§ THE TASK: If a line in the listing below includes the string "text", pull it out.
········
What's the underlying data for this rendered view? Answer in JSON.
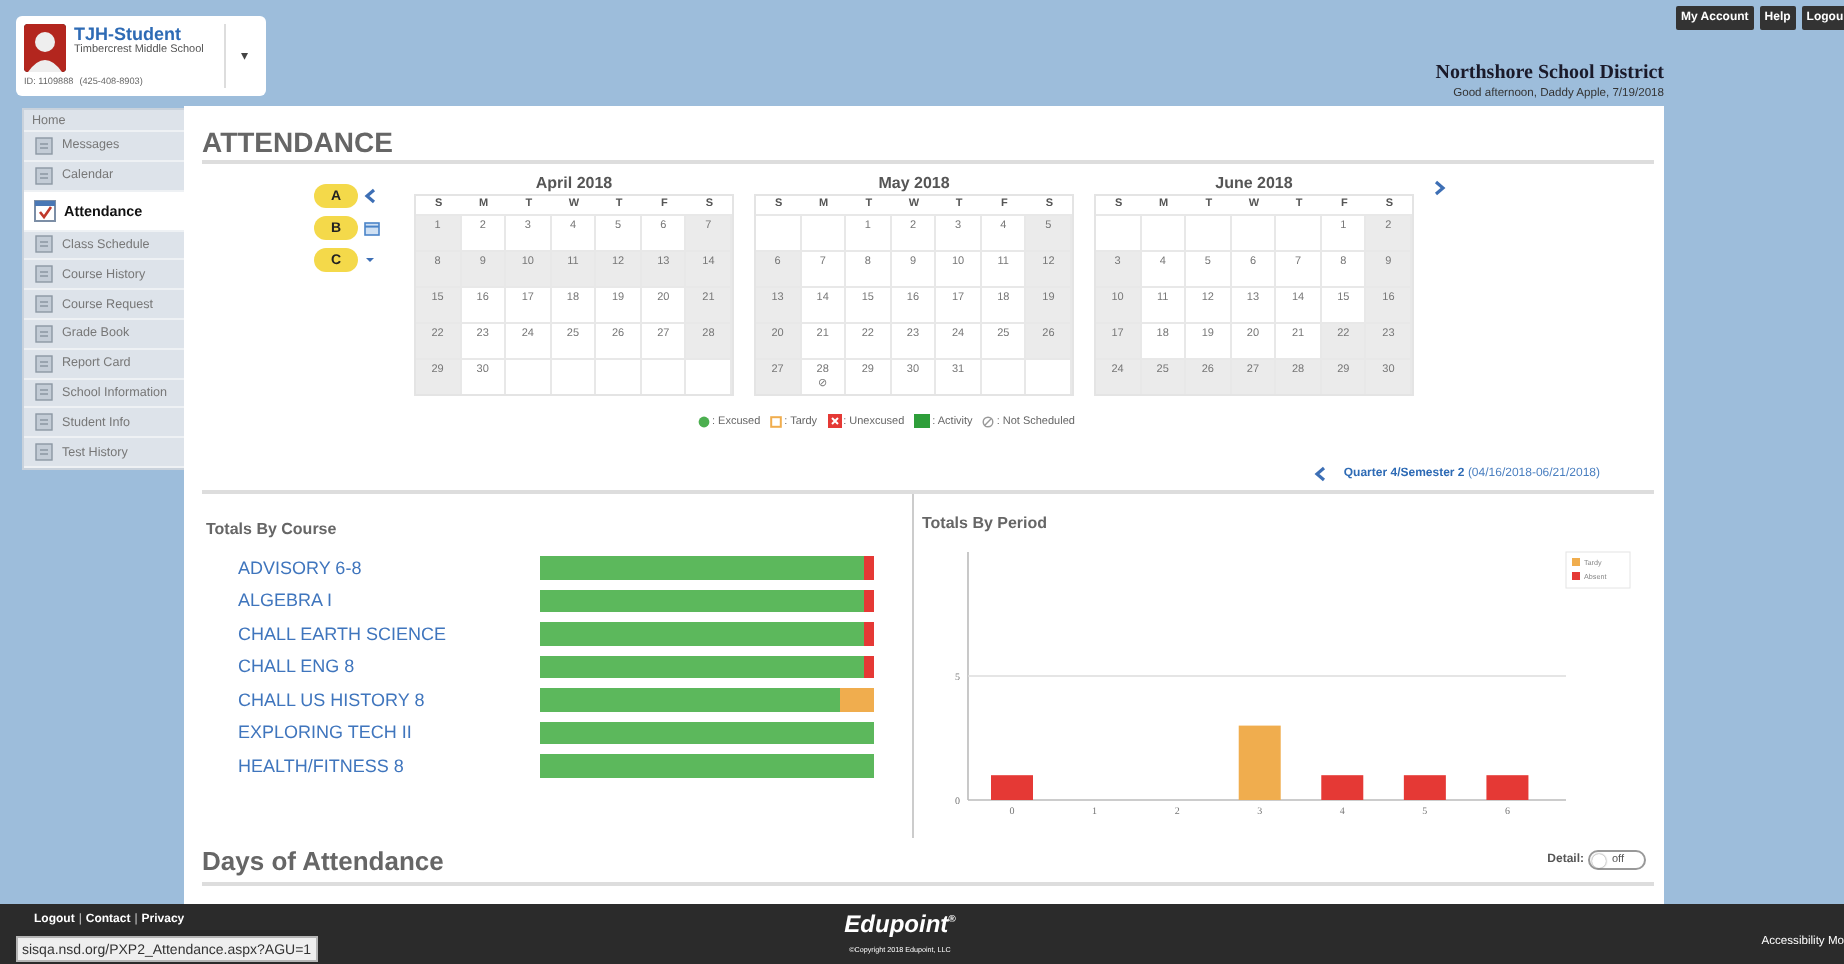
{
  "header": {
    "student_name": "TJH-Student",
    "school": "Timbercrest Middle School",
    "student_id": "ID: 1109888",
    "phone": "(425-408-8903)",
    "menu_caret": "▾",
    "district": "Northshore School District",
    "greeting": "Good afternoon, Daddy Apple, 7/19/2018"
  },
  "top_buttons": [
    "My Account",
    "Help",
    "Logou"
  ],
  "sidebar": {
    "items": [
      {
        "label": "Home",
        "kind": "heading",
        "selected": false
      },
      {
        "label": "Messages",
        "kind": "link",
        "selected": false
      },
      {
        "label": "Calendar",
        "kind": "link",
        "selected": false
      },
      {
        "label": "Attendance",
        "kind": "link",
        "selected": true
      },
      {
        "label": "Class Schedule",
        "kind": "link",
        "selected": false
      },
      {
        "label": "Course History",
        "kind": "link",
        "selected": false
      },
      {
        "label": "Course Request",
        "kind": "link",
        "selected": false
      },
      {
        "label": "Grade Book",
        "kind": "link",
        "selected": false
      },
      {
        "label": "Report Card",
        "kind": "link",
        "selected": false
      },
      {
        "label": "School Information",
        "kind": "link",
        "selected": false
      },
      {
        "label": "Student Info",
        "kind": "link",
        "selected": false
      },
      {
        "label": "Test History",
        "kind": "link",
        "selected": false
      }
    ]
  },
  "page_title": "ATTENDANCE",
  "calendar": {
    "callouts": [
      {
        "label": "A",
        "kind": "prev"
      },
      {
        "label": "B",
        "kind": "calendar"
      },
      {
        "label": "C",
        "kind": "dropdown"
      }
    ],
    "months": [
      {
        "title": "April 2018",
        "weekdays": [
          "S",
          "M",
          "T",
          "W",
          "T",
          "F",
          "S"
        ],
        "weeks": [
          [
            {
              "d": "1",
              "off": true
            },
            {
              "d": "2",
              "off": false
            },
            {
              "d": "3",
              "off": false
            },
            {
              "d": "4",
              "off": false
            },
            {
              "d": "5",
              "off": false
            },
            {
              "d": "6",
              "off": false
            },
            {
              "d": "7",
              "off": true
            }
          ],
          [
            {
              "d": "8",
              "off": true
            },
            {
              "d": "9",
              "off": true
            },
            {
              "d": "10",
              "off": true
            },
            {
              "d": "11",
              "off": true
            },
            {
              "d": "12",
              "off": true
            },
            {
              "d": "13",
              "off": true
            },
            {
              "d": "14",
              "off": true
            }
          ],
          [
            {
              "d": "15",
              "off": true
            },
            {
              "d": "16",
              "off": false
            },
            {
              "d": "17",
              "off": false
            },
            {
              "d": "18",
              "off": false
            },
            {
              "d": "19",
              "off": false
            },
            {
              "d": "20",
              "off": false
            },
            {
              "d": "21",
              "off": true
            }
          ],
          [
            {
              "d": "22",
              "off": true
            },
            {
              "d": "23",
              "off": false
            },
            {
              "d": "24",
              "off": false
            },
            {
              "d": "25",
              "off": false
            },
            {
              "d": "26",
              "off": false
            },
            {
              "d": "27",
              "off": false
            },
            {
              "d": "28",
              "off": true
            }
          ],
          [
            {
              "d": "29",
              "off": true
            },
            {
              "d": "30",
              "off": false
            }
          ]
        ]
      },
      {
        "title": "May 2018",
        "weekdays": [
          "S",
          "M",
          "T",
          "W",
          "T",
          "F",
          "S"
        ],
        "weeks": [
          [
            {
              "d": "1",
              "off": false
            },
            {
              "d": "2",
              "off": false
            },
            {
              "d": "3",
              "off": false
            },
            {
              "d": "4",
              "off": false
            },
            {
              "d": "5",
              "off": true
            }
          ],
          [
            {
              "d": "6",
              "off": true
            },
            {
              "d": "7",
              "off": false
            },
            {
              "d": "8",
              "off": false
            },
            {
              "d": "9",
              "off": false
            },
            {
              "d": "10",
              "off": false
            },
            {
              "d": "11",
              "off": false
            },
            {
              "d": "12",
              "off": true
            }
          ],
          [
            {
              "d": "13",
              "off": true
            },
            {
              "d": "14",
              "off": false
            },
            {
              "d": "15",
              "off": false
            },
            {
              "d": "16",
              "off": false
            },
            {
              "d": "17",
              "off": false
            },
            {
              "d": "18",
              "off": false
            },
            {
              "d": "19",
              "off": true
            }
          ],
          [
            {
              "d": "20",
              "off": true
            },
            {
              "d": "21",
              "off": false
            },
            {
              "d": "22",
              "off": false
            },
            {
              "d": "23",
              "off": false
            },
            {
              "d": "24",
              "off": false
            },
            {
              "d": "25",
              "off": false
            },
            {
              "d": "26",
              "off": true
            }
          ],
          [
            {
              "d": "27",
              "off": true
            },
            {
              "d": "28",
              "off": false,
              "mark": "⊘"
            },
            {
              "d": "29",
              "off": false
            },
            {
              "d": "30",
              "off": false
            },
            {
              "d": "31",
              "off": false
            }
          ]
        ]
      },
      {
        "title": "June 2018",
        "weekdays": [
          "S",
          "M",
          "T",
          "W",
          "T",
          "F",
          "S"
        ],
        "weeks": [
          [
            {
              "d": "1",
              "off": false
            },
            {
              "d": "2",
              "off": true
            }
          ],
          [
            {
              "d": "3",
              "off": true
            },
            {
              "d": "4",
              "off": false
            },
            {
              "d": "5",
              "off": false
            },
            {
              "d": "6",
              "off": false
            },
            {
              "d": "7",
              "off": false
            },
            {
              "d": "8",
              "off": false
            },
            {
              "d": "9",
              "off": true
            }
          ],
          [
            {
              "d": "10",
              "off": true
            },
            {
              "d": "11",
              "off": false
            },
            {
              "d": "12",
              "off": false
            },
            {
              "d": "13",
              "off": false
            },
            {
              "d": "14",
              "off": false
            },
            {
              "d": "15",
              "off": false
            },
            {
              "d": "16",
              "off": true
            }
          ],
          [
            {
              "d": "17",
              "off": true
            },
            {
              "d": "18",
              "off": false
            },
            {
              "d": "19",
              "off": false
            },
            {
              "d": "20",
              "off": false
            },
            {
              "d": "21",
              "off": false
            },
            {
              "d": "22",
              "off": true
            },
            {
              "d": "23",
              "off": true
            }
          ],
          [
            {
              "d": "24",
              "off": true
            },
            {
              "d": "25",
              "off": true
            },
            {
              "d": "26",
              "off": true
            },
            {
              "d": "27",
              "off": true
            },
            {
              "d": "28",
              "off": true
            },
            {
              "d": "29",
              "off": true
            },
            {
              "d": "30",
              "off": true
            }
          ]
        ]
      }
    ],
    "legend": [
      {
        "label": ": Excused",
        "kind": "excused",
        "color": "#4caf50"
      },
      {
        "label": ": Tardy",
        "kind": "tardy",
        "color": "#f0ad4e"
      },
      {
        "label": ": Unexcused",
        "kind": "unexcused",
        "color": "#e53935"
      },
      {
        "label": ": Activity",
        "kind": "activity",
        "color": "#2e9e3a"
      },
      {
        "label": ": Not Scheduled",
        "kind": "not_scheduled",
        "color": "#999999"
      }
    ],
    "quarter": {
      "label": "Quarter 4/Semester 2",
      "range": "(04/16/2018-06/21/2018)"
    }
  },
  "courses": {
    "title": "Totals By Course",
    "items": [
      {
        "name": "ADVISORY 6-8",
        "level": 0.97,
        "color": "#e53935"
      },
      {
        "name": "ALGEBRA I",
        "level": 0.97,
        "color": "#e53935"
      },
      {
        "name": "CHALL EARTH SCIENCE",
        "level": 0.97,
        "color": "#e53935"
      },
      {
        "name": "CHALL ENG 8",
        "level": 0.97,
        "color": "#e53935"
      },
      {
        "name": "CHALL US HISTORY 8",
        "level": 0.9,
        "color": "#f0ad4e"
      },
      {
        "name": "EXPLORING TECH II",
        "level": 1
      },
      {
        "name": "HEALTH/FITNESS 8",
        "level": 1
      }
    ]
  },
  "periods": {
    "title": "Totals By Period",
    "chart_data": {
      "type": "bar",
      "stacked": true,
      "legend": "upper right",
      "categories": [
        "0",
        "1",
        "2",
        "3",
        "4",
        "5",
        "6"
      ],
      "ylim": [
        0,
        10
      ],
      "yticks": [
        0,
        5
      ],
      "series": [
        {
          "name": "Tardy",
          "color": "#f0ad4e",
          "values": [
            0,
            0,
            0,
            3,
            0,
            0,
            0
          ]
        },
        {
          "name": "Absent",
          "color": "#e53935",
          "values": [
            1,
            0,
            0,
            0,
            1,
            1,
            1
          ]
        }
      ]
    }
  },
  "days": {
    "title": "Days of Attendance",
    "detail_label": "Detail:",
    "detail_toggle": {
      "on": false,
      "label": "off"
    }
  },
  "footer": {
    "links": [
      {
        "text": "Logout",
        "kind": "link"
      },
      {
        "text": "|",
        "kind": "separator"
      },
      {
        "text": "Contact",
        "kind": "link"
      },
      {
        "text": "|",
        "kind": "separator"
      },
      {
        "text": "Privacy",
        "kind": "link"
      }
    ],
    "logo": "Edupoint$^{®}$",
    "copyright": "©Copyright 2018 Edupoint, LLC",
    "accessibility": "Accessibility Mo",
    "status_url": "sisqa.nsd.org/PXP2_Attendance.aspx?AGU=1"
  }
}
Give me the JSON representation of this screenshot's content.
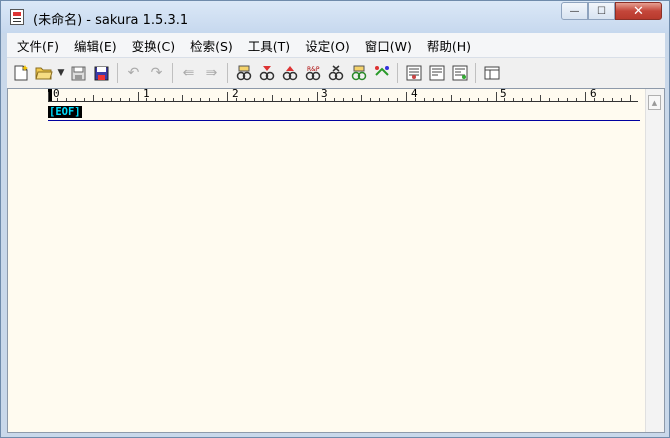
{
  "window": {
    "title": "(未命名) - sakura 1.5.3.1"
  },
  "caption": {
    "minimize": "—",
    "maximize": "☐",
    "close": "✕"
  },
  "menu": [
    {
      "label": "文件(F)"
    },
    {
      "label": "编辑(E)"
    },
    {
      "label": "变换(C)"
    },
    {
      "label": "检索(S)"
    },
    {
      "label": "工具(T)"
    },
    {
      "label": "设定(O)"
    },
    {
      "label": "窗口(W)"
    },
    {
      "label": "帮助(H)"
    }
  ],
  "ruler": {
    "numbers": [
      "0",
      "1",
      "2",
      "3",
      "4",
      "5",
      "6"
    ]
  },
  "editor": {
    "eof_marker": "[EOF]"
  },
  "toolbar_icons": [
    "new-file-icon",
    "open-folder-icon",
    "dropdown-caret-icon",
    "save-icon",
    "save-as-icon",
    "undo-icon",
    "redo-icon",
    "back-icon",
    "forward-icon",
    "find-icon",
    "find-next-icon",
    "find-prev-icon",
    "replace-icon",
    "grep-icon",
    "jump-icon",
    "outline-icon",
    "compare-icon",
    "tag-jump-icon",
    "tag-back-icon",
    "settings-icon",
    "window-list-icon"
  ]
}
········
§ RESPONSE TO THIS TASK:
        "text": "Logout",
        "text": "|",
        "text": "Contact",
        "text": "|",
        "text": "Privacy",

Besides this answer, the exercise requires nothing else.